On par for the course, TESTING, Rocky’s third studio album, is the most uneven A$AP release to date.
TESTING plays like a crash collision between Ferg’s Always Strive and Prosper and Kid Cudi’s Speedin’ Bullet 2 Heaven. It wants to be Kanye West’s Yeezus but plays like an even more meandering The Life of Pablo. Just look at the credits; Rocky looks to surprise and bewilder with each sample and every feature but there’s a humdrum routine to it all and very few of the b-side experiments work. “Kids Turned Out Fine” rings hollow, the lyrics trite and one-dimensional. “Changes” juxtaposes UGK and Charles Bradley in a surprisingly understated manner that’s not done justice by Rocky’s navel-gazing. Even on the beautifully textured closer, “Purity”, once you’re met with samples of Ms. Lauryn Hill and a particularly sassy Frank Ocean verse, Rocky’s parting words seem inconsequential.
To make matters worse, Rocky, who was disavowing accused sexual abuser A$AP Bari last year, uses “CALLDROPS” to provide Kodak Black a platform to bemoan about his current situation.
It may not be an outright indictment of his character, but it curiously lacks taste for a man who’s entire mystique relies on having an abundance of just that.
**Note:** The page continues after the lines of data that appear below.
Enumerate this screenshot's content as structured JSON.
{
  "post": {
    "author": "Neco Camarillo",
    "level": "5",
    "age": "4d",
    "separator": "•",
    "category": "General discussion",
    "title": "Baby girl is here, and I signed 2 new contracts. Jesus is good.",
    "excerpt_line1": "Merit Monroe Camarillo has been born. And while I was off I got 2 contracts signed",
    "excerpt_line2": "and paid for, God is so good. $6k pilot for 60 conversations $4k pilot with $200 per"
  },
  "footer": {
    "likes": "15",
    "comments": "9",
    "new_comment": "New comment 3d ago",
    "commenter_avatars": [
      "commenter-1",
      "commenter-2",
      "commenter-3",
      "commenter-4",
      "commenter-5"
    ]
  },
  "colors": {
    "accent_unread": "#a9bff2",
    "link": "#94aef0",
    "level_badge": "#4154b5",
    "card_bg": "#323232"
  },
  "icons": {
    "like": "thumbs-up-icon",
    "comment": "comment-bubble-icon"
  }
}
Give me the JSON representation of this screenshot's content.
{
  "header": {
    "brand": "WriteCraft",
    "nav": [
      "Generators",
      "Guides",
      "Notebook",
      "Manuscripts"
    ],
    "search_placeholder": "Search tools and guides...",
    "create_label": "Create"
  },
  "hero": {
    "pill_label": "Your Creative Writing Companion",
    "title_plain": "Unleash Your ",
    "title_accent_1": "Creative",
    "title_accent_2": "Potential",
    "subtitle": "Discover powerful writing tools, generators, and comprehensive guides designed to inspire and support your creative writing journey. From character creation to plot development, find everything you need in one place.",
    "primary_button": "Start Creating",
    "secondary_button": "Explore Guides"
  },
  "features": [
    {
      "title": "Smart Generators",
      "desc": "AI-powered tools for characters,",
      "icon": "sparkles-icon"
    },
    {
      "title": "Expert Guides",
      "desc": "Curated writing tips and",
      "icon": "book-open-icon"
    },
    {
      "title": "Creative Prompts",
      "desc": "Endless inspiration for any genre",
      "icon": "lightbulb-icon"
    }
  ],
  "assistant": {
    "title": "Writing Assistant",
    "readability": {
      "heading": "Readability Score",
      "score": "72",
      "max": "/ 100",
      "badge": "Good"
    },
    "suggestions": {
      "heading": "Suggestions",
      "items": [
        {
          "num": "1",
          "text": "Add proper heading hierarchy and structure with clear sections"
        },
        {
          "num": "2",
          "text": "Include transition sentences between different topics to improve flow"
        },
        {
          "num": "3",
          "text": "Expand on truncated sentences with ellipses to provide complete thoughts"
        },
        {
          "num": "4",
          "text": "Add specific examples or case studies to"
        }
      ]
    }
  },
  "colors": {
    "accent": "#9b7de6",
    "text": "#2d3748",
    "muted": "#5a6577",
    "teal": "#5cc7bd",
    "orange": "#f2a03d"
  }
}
Still, not all the features are superfluous and some of the lazy songwriting does pay off in context. “Fukk Sleep”, a hallucinatory daydream with FKA twigs, may be the best song to experience, if not for the musical kinship Rocky finds with Dev Hynes on the woozy “Hundr34ds.” In a twist of fate, the song with the best straight-up rapping also happens to mark Rocky’s reunion with Clams Casino. “Black Tux, White Collar” is measured and delicate, featuring a vulnerable MC that’s unwaveringly militant and outwardly wary of the intentions of those that he chooses to keep around him. The distorted samples of “Gunz and Butter” also cut through with fierce purpose and Rocky stays on cue as he delivers a unique perspective on the current dialogue surrounding gun violence: “So get up off my YKK/The president an a-hole/Prayin’ for a JFK/All we got was KKK/AKA AK that you target not from Target but from Walmart/Then it’s a-ok,” he spits with focused passion that’s all too absent from the rest of the album.
Over the years it has become clear that Rocky is more comfortable being a figurehead for an aesthetic movement rather than an outright innovator. On “Hun43rd,” he rephrases a well-known idiom: “The best form of flattery is when you imitate.” And Rocky has always flaunted his influences openly. But with TESTING, there is no new movement birthed; there is no paradigm shift about the occur; it’s simply as the title states: a series of harmonic evaluations meant to gauge audience reaction.
Instead of creating a new wave, A$AP Rocky has drowned himself in his own ambitions and lost his identity along the way.